- Opening Delimiter -

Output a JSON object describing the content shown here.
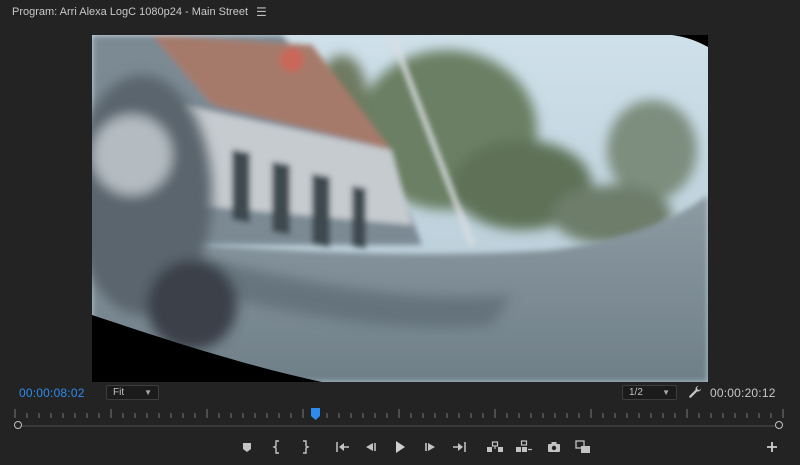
{
  "header": {
    "title": "Program: Arri Alexa LogC 1080p24 - Main Street",
    "menu_icon": "hamburger-menu-icon"
  },
  "timecode": {
    "current": "00:00:08:02",
    "duration": "00:00:20:12"
  },
  "zoom_select": {
    "value": "Fit"
  },
  "resolution_select": {
    "value": "1/2"
  },
  "playhead_fraction": 0.39,
  "colors": {
    "accent_blue": "#2d8ceb",
    "panel_bg": "#232323",
    "icon_gray": "#c4c4c4"
  },
  "transport_buttons": [
    "add-marker-icon",
    "mark-in-icon",
    "mark-out-icon",
    "go-to-in-icon",
    "step-back-icon",
    "play-icon",
    "step-forward-icon",
    "go-to-out-icon",
    "lift-icon",
    "extract-icon",
    "export-frame-camera-icon",
    "comparison-view-icon",
    "add-button-plus-icon"
  ]
}
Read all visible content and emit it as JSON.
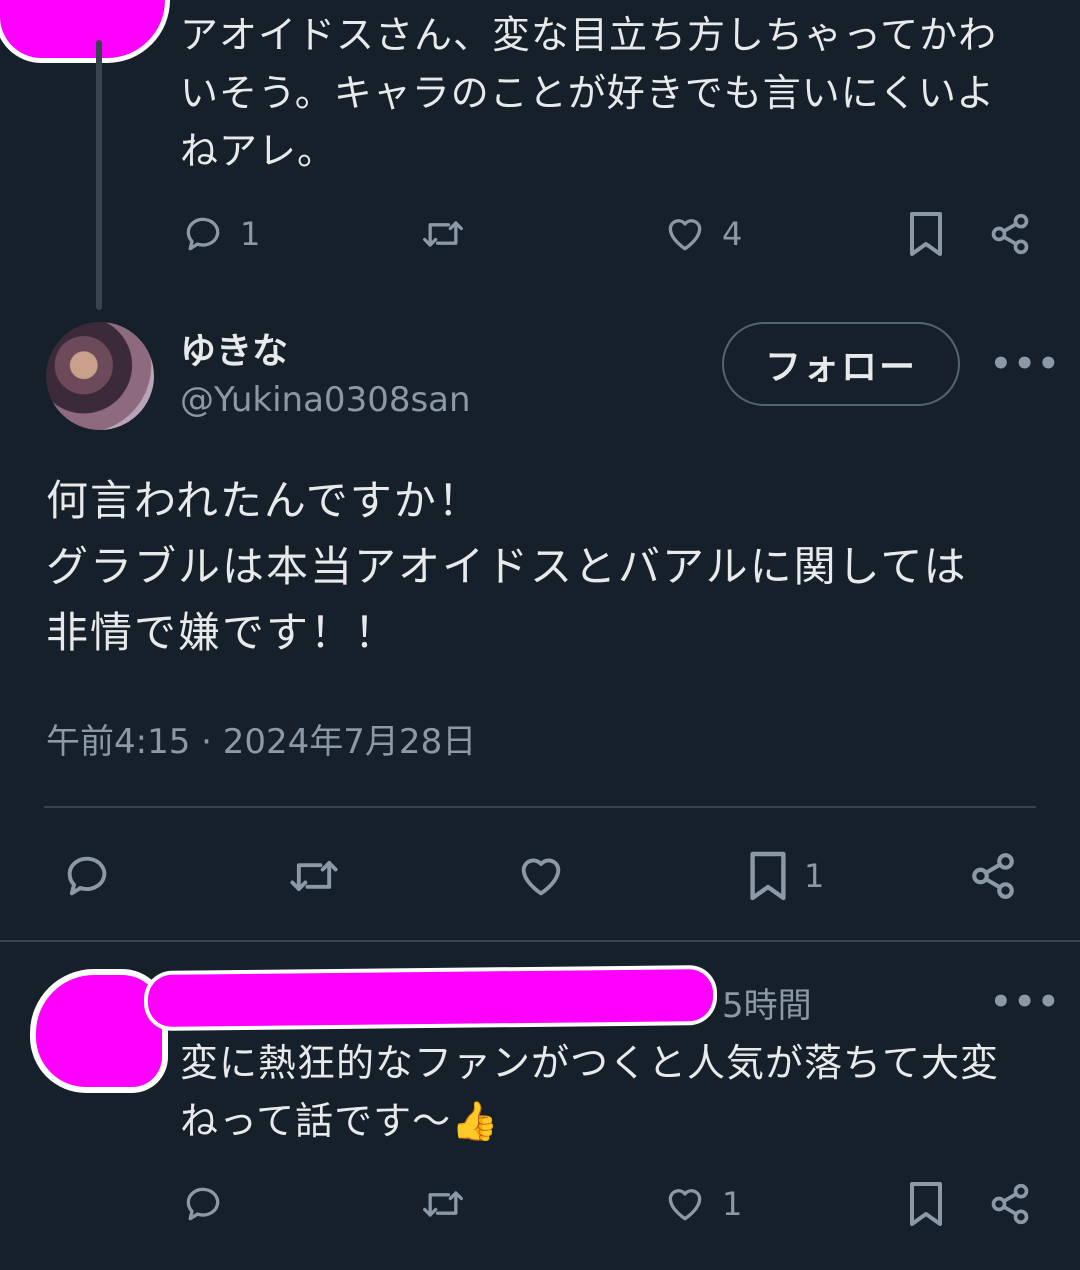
{
  "previous_post": {
    "text_lines": [
      "アオイドスさん、変な目立ち方しちゃってかわ",
      "いそう。キャラのことが好きでも言いにくいよ",
      "ねアレ。"
    ],
    "reply_count": "1",
    "repost_count": "",
    "like_count": "4"
  },
  "main_post": {
    "display_name": "ゆきな",
    "handle": "@Yukina0308san",
    "follow_label": "フォロー",
    "more_label": "•••",
    "text_lines": [
      "何言われたんですか！",
      "グラブルは本当アオイドスとバアルに関しては",
      "非情で嫌です！！"
    ],
    "timestamp": "午前4:15 · 2024年7月28日",
    "bookmark_count": "1"
  },
  "reply_post": {
    "time_ago": "5時間",
    "more_label": "•••",
    "text_lines": [
      "変に熱狂的なファンがつくと人気が落ちて大変",
      "ねって話です〜👍"
    ],
    "like_count": "1"
  },
  "colors": {
    "background": "#15202b",
    "text": "#e7e9ea",
    "muted": "#8b98a5",
    "divider": "#38444d",
    "redaction": "#ff00ff"
  },
  "icons": [
    "reply-icon",
    "repost-icon",
    "like-icon",
    "bookmark-icon",
    "share-icon",
    "more-icon"
  ]
}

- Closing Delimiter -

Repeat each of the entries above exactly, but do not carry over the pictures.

Output a JSON object describing the content shown here.
{
  "header": {
    "title": "Program: Arri Alexa LogC 1080p24 - Main Street",
    "menu_icon": "hamburger-menu-icon"
  },
  "timecode": {
    "current": "00:00:08:02",
    "duration": "00:00:20:12"
  },
  "zoom_select": {
    "value": "Fit"
  },
  "resolution_select": {
    "value": "1/2"
  },
  "playhead_fraction": 0.39,
  "colors": {
    "accent_blue": "#2d8ceb",
    "panel_bg": "#232323",
    "icon_gray": "#c4c4c4"
  },
  "transport_buttons": [
    "add-marker-icon",
    "mark-in-icon",
    "mark-out-icon",
    "go-to-in-icon",
    "step-back-icon",
    "play-icon",
    "step-forward-icon",
    "go-to-out-icon",
    "lift-icon",
    "extract-icon",
    "export-frame-camera-icon",
    "comparison-view-icon",
    "add-button-plus-icon"
  ]
}
Read all visible content and emit it as JSON.
{
  "previous_post": {
    "text_lines": [
      "アオイドスさん、変な目立ち方しちゃってかわ",
      "いそう。キャラのことが好きでも言いにくいよ",
      "ねアレ。"
    ],
    "reply_count": "1",
    "repost_count": "",
    "like_count": "4"
  },
  "main_post": {
    "display_name": "ゆきな",
    "handle": "@Yukina0308san",
    "follow_label": "フォロー",
    "more_label": "•••",
    "text_lines": [
      "何言われたんですか！",
      "グラブルは本当アオイドスとバアルに関しては",
      "非情で嫌です！！"
    ],
    "timestamp": "午前4:15 · 2024年7月28日",
    "bookmark_count": "1"
  },
  "reply_post": {
    "time_ago": "5時間",
    "more_label": "•••",
    "text_lines": [
      "変に熱狂的なファンがつくと人気が落ちて大変",
      "ねって話です〜👍"
    ],
    "like_count": "1"
  },
  "colors": {
    "background": "#15202b",
    "text": "#e7e9ea",
    "muted": "#8b98a5",
    "divider": "#38444d",
    "redaction": "#ff00ff"
  },
  "icons": [
    "reply-icon",
    "repost-icon",
    "like-icon",
    "bookmark-icon",
    "share-icon",
    "more-icon"
  ]
}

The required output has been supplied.